:: GIVEN DATA ::

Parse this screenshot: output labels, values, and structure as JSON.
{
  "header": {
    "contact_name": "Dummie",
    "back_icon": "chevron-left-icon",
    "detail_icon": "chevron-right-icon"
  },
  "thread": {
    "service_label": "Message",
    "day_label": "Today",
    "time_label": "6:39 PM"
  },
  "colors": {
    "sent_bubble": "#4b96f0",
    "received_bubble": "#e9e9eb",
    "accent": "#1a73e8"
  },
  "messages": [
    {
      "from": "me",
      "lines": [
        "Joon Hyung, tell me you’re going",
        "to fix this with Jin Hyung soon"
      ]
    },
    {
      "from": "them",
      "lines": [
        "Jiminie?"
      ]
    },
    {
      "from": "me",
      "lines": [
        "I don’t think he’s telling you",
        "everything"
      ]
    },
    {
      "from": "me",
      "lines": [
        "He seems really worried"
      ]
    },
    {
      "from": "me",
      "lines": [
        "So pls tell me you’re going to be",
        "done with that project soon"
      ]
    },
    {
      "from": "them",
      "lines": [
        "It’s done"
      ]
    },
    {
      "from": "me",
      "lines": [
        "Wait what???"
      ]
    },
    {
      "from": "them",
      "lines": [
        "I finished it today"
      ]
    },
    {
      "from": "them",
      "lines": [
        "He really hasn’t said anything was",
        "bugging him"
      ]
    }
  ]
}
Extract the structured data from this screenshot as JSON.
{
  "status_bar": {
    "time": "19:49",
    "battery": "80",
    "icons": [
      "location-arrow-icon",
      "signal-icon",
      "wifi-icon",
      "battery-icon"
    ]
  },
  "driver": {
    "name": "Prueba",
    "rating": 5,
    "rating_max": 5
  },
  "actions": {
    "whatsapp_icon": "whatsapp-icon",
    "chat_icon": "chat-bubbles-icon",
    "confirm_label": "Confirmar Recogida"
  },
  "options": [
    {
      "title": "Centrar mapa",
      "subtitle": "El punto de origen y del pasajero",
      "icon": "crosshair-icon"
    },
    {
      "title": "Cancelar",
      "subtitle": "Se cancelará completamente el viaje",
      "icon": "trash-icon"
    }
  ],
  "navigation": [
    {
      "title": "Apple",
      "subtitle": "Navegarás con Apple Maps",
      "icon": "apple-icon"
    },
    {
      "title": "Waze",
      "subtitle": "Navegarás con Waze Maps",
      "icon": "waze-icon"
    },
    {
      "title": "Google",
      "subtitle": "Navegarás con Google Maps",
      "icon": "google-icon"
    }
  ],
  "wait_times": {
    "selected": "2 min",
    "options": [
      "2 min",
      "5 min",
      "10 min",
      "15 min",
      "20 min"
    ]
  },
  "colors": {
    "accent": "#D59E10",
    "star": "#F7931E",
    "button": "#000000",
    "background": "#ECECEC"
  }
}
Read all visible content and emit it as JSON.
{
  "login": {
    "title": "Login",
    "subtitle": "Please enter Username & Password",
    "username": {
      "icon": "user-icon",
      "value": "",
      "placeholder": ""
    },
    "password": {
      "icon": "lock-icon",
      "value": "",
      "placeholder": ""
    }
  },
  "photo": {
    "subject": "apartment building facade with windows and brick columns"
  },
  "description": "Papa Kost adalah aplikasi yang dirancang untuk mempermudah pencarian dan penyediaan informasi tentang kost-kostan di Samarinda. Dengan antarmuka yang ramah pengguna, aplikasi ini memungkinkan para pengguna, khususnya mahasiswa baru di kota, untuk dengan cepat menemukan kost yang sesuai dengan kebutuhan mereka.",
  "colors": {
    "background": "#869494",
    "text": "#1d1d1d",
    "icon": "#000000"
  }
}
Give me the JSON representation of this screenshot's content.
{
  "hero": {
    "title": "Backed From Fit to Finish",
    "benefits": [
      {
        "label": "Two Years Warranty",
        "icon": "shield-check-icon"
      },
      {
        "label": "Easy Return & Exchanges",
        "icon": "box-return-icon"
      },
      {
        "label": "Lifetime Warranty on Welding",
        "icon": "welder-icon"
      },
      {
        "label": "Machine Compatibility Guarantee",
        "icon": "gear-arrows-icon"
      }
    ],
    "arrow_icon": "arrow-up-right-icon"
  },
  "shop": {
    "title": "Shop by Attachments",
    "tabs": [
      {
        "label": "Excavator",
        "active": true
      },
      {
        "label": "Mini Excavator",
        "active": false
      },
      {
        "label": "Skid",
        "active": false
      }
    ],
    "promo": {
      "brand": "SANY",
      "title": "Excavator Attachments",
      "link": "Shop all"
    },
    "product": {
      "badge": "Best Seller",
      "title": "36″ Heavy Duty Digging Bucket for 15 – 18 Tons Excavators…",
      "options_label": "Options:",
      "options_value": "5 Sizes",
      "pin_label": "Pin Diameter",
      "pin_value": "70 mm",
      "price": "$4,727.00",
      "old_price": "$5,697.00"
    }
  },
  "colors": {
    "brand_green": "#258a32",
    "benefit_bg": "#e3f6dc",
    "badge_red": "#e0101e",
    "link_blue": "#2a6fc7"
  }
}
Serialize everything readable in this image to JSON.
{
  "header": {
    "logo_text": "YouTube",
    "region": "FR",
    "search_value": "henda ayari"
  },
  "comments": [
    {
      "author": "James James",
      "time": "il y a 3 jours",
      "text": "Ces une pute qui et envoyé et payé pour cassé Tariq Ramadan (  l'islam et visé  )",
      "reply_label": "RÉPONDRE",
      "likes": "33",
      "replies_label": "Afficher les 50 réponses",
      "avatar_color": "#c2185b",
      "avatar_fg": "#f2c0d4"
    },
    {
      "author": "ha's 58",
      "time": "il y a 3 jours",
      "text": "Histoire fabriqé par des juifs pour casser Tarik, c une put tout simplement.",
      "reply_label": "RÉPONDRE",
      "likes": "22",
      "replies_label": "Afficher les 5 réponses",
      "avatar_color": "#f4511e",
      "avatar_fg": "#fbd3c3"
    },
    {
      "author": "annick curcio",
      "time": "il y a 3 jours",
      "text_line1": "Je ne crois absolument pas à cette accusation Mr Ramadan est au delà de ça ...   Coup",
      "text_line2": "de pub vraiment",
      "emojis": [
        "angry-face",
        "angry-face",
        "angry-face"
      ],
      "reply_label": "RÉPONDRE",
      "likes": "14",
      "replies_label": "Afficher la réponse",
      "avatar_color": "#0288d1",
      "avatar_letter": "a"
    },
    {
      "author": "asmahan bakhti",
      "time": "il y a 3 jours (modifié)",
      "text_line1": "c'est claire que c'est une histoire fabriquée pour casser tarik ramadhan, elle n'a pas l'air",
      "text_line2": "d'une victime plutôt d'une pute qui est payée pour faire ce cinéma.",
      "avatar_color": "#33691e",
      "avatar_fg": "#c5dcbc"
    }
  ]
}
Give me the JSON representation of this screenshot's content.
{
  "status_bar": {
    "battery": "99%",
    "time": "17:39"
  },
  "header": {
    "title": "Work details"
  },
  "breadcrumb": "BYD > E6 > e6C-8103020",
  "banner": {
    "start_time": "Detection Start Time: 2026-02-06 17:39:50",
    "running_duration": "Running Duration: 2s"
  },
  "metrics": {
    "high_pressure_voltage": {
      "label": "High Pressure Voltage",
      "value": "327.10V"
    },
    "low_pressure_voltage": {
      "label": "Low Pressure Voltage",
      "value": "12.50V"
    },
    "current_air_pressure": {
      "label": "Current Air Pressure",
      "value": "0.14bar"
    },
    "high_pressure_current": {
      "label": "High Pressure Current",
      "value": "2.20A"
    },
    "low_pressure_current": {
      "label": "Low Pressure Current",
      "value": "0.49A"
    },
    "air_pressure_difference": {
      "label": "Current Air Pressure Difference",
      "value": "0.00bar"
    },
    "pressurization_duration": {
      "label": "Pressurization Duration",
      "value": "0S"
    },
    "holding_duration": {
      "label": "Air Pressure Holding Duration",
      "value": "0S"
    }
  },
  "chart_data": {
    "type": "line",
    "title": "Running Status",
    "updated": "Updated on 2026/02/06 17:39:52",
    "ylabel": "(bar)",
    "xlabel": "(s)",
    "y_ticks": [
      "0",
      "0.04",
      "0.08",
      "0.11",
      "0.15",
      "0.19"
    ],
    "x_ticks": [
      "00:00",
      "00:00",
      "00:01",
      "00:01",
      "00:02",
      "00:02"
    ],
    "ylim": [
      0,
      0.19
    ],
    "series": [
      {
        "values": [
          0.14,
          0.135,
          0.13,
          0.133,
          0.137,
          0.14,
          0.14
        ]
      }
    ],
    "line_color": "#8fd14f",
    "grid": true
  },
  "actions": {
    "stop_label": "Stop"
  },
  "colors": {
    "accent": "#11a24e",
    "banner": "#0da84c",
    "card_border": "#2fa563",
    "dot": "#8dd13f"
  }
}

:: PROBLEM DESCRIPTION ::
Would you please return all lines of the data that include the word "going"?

:: SOLUTION FOR THIS TASK ::
        "Joon Hyung, tell me you’re going",
        "So pls tell me you’re going to be",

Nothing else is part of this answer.